China’s parliament has passed a draft law that criminalizes acts deemed insulting to the national anthem, even if committed in the territories of Hong Kong and Macao, according to a legal affairs official.

The National Anthem Law was passed Friday by the National People’s Congress Standing Committee with 146 votes in support and one in abstention, according to Wu Zheng, head of the state law office of the Legislative Affairs Commission.

“The National Anthem Law, according to the Basic Laws in Hong Kong and Macao, is a national law to be implemented in the two special administrative regions,” Wu said in a news briefing in Beijing following a NPCSC meeting.

“With the passage by the NPCSC, the National Anthem Law will be annexed in the Basic Law in a timely manner and fully implemented in the two SARs,” she said.
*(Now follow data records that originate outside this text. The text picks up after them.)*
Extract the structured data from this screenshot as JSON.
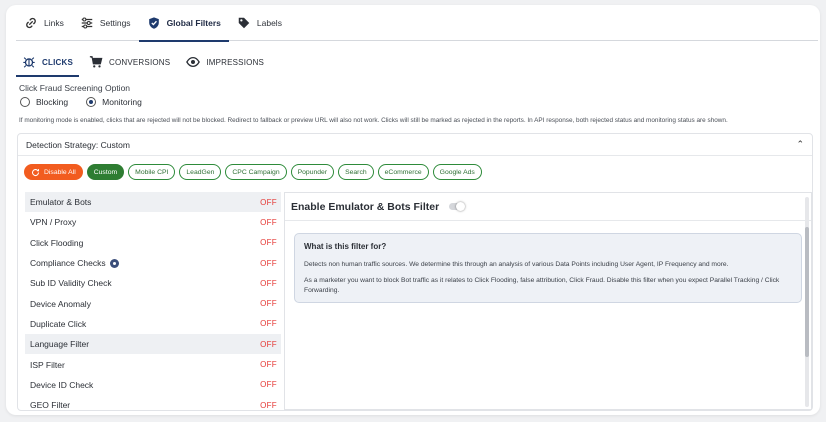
{
  "top_tabs": [
    {
      "label": "Links",
      "icon": "link-icon"
    },
    {
      "label": "Settings",
      "icon": "sliders-icon"
    },
    {
      "label": "Global Filters",
      "icon": "shield-check-icon",
      "active": true
    },
    {
      "label": "Labels",
      "icon": "tag-icon"
    }
  ],
  "sub_tabs": [
    {
      "label": "CLICKS",
      "icon": "bug-icon",
      "active": true
    },
    {
      "label": "CONVERSIONS",
      "icon": "cart-icon"
    },
    {
      "label": "IMPRESSIONS",
      "icon": "eye-icon"
    }
  ],
  "screening": {
    "title": "Click Fraud Screening Option",
    "blocking_label": "Blocking",
    "monitoring_label": "Monitoring",
    "selected": "Monitoring",
    "note": "If monitoring mode is enabled, clicks that are rejected will not be blocked. Redirect to fallback or preview URL will also not work. Clicks will still be marked as rejected in the reports. In API response, both rejected status and monitoring status are shown."
  },
  "strategy": {
    "title": "Detection Strategy: Custom",
    "chips": [
      "Disable All",
      "Custom",
      "Mobile CPI",
      "LeadGen",
      "CPC Campaign",
      "Popunder",
      "Search",
      "eCommerce",
      "Google Ads"
    ]
  },
  "filters": [
    {
      "label": "Emulator & Bots",
      "state": "OFF"
    },
    {
      "label": "VPN / Proxy",
      "state": "OFF"
    },
    {
      "label": "Click Flooding",
      "state": "OFF"
    },
    {
      "label": "Compliance Checks",
      "state": "OFF"
    },
    {
      "label": "Sub ID Validity Check",
      "state": "OFF"
    },
    {
      "label": "Device Anomaly",
      "state": "OFF"
    },
    {
      "label": "Duplicate Click",
      "state": "OFF"
    },
    {
      "label": "Language Filter",
      "state": "OFF"
    },
    {
      "label": "ISP Filter",
      "state": "OFF"
    },
    {
      "label": "Device ID Check",
      "state": "OFF"
    },
    {
      "label": "GEO Filter",
      "state": "OFF"
    }
  ],
  "detail": {
    "title": "Enable Emulator & Bots Filter",
    "info_title": "What is this filter for?",
    "p1": "Detects non human traffic sources. We determine this through an analysis of various Data Points including User Agent, IP Frequency and more.",
    "p2": "As a marketer you want to block Bot traffic as it relates to Click Flooding, false attribution, Click Fraud. Disable this filter when you expect Parallel Tracking / Click Forwarding."
  },
  "colors": {
    "accent": "#1e3a6d",
    "off": "#e53935",
    "disable": "#f25c1f",
    "custom": "#2e7d32"
  }
}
The law, to take effect on Oct. 1, would place protecting the dignity of the national anthem above citizens’ “so-called” freedom of speech and freedom of expression.

“The state has to protect people’s legal rights, but at the same time the people must not abuse freedom and rights. Behaviors that insult national dignity, harm the nation’s feeling and endanger national interests must be pursued and punished according to law,” Wu said.

The law requires people to stand up straight and behave solemnly when the anthem is played at public events, and for the anthem to be played only at “appropriate” occasions.

Maliciously altering the lyrics, the melody, playing the song in a distorted or derogatory way or anything else deemed offensive will be subject to legal consequences.

“Respecting, understanding and learning to sing the national anthem are basic requirements for every citizen. Protecting the dignity of the song equals protecting the dignity of the people,” Wu added.

Soccer fans in Hong Kong booed the national anthem when it was played before two World Cup qualifiers in 2015, when a growing discontent against Chinese rule gained a foothold in the city.

In Hong Kong, Secretary for Justice Rimsky Yuen said local adaptation to the National Anthem Law is needed to make it applicable in Hong Kong, which would “give clear wordings for enforcement, so that basic rights and freedom of Hong Kong people will not be affected.”

There is no timetable for local legislation.

The Chinese national anthem began to be played in Hong Kong after the former British colony was returned to Chinese rule in 1997.